Collecting revenue is not cheap
Collecting revenue costs a lot of money. If you charge at the level of ‘production costs’ for commercial re-use, government incurs a lot of new costs: Administrating billing, monitoring and actively policing of commercial re-use (to make sure nobody gets a freebie and make sure all commercial re-users are treated equally)
This will either cost more than the revenue collected, or it will drive up prices for the data-sets to effectively preclude a larger part of potential commercial use of said data, raising the threshold more towards the high end of any re-use market and excluding not just new entrants but also the smaller incumbents in a market, again constituting market intervention for the sake of monetizing a single transaction.
Commercial re-use may save government costs
Commercial use may in fact make gov’s work lighter,with e.g. products in the area of having informed citizens making better decisions about their own lives, and thus make less demand of other government services.
Who will set the price?
Who is actually mandated to set a price for commercial re-use on any given dataset? How do we know it is fairly/reasonably calculated? Where are the checks and balances for those decisions? If any gov institution sets its own price (now the case it seems) you create a confusing and unpredictable landscape. Unpredictability in resources is not something companies take lightly: they will move away from that, and stop using the data. At the same time this might be the real revenue opportunity: charge not for the data, but for the service level companies want to have on top of what a gov does as part of its own tasks. Data with no strings attached, and SLAs with a price tag.
If all gov institutions adhere to the same price setting process, this probably needs legislation first as well. Is there currently a legal basis other than the phrase in the PSI directive (costs plus reasonable profit margin, which applies to all re-use, not just commercial) for pricing?

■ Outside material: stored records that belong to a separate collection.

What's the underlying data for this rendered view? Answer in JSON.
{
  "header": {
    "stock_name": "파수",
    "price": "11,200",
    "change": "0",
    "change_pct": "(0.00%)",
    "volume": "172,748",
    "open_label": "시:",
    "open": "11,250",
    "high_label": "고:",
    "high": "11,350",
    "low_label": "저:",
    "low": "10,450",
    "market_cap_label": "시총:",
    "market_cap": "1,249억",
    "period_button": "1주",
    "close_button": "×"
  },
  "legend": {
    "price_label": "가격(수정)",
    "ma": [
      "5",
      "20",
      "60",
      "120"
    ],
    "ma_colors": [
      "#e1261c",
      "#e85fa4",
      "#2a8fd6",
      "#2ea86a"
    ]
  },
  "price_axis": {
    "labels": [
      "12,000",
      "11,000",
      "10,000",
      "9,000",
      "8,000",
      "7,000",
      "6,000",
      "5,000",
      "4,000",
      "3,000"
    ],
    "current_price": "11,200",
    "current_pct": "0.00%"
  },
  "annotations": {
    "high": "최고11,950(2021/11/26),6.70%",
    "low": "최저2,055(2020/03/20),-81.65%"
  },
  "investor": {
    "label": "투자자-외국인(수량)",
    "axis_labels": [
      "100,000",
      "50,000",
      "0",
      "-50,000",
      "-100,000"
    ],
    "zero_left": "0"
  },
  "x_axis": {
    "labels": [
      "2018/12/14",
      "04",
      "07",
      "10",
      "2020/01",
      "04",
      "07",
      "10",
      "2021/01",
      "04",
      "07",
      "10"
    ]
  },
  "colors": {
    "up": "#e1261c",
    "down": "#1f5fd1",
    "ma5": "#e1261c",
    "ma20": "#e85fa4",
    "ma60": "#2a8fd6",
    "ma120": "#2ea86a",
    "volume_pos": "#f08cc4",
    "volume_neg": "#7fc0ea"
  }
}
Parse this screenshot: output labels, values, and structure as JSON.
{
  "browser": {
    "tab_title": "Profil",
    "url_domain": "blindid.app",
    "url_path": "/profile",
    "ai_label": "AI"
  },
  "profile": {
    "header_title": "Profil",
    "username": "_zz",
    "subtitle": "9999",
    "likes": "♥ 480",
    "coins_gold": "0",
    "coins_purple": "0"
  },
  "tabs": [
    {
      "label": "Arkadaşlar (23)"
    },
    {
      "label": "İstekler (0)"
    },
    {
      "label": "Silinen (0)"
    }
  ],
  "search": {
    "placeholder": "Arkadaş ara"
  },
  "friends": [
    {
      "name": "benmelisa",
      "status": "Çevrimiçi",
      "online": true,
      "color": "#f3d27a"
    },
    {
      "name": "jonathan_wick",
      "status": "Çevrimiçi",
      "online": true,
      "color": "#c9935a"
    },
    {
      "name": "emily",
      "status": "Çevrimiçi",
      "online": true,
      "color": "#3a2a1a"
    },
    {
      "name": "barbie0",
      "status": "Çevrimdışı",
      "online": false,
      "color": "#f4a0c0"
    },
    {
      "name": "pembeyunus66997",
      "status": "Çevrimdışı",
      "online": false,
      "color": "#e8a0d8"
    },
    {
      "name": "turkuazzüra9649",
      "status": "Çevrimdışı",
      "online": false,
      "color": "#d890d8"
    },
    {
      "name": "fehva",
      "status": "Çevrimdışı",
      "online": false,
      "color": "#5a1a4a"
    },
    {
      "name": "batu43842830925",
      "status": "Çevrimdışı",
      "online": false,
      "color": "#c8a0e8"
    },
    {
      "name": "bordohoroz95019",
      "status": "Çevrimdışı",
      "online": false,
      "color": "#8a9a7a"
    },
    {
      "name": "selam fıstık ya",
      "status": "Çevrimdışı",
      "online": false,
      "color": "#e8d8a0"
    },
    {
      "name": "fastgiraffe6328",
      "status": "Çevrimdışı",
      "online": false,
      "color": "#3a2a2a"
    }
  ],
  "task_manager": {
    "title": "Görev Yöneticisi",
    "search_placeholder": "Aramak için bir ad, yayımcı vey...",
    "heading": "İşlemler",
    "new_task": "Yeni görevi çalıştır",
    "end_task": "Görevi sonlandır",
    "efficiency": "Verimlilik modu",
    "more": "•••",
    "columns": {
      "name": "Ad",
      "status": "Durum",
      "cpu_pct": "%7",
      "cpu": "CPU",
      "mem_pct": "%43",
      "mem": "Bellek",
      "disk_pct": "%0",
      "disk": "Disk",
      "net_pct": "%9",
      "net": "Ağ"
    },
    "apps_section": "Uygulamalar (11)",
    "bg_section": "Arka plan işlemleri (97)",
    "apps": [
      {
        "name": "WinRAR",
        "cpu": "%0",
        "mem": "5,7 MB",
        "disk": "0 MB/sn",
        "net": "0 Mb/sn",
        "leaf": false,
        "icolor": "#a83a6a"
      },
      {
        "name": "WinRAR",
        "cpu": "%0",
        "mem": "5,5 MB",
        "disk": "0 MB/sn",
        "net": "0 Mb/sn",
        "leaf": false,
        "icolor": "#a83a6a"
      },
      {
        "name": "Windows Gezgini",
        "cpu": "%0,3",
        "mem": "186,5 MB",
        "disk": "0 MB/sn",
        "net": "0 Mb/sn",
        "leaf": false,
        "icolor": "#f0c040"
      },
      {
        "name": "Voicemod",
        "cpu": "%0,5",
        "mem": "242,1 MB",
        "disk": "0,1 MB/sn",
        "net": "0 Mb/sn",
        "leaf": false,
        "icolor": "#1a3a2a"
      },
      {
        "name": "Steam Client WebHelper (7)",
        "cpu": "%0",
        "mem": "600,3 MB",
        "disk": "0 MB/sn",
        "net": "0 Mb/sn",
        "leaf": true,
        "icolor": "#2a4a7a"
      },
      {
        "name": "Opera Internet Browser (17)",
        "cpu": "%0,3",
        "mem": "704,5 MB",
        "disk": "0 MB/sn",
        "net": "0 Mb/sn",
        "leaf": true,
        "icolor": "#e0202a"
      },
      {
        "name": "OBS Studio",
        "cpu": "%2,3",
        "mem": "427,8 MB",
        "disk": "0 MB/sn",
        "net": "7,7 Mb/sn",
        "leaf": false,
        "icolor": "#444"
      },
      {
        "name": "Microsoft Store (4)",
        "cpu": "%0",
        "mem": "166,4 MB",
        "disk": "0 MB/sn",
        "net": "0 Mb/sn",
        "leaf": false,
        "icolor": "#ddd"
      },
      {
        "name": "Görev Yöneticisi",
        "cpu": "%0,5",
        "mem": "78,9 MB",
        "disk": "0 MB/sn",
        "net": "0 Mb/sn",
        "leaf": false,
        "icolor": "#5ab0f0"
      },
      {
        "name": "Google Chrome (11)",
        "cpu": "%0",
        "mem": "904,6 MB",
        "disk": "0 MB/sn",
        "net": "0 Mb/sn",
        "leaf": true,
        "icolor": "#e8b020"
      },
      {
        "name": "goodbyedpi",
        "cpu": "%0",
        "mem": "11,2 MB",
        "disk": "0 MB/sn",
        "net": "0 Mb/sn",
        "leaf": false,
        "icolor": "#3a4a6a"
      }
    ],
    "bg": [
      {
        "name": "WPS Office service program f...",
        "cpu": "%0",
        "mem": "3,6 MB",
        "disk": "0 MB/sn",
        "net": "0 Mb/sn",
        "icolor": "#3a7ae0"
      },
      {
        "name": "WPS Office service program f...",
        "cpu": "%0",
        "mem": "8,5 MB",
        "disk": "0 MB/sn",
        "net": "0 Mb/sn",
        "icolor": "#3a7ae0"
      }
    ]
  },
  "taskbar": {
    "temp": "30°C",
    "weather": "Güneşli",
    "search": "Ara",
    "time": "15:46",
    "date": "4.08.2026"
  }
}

All in all, charging for commercial use of data is only interesting it seems to me if you stick to looking at only the basic transaction, not at the chain or ecosystem that transaction is part of. If you look further than just the transaction, as I am sure we must, you are for all intents and purposes raising a data-tax and doing market interventions if government starts monetizing commercial re-use. That may be a government goal, just as it may be it wants to keep people from using data, using money to influence behaviour (like rising tobacco taxes) or it may be it really wants to get some short term revenue at the cost of less innovation, higher taxation. Neither of those however is the stated goal of any government at this point when it comes to data re-use.